    Few expected the Bush administration would consider such deep force cuts six months ago. But defense officials say the president's $1.35 trillion tax cut, combined with a slowing economy, have left little money for the kind of military transformation the administration hoped for. Senior defense officials also say they were surprised by the state of crumbling military infrastructure, which required far greater infusions of cash than was initially expected.
    With money tight, force cuts and infrastructure reductions through base closings have become critical elements of the administration's broader strategy to transform the military. The goal is to create a stealthier, more rapidly deployable force better suited to fight future battles.

    It is unclear exactly which weapons systems would see more money as a result of potential force-structure cuts. A defense official said the savings from the troop cuts could be used to pay for the administration's ambitious national missile-defense plan, which saw its 2002 budget increased 60% to about $8 billion. Spending on ground-, sea-, air- and space-based missile defenses is likely to rise significantly in future years if those systems prove their mettle.
    The force-structure cuts could also be used to increase the Pentagon's research-and-development spending on promising new weapons systems, battlefield sensors and unmanned aircraft.
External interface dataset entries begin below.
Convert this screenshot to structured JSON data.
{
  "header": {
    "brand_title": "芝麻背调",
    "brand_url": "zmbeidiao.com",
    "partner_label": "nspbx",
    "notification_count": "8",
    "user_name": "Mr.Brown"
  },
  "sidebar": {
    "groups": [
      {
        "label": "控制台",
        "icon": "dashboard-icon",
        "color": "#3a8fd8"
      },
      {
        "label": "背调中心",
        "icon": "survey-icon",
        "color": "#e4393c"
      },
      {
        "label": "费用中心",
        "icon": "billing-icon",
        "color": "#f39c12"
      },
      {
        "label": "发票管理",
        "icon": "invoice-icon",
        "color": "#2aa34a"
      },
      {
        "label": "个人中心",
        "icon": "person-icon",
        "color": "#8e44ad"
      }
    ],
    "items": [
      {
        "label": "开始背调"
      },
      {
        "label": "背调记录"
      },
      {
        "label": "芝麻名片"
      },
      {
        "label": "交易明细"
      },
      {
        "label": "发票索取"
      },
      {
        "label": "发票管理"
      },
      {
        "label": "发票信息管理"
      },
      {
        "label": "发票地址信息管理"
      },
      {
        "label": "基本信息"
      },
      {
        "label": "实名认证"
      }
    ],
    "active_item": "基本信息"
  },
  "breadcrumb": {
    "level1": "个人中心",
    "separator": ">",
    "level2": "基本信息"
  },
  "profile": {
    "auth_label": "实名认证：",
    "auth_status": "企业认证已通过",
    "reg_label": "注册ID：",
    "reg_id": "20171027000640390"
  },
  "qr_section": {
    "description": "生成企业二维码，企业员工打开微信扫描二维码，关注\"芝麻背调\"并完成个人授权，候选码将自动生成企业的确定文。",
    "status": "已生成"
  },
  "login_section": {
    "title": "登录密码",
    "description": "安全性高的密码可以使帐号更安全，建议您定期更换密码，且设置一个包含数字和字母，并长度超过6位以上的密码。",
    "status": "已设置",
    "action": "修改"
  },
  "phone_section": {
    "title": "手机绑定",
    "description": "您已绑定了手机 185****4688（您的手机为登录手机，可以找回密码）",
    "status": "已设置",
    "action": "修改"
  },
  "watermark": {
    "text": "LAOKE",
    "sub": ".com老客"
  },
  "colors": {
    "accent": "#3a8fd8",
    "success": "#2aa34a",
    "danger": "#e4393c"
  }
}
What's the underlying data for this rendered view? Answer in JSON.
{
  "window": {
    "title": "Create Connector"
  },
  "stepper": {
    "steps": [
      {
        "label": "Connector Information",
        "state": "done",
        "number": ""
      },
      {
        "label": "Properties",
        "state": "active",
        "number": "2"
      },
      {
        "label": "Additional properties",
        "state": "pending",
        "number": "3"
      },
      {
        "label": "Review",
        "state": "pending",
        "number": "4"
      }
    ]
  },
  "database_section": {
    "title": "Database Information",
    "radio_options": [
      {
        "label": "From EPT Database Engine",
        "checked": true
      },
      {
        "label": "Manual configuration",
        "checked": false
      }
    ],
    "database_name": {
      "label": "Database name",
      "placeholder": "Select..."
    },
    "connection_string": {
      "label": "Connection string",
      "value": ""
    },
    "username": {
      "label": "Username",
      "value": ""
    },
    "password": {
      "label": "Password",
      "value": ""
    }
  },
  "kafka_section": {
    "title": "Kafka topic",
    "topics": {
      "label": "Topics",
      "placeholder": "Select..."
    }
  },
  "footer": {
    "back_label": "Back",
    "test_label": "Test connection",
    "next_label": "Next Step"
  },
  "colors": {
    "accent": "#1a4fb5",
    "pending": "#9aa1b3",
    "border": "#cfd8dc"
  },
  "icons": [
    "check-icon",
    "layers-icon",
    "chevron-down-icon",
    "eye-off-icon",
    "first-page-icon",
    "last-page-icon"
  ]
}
Savings also could be plowed into infrastructure improvements and salary increases for troops, a defense official said.
    If implemented, the reductions also could mean that more-traditional weapons systems—such as fighter jets, ships and tanks—could be bought in smaller numbers as the force shrinks.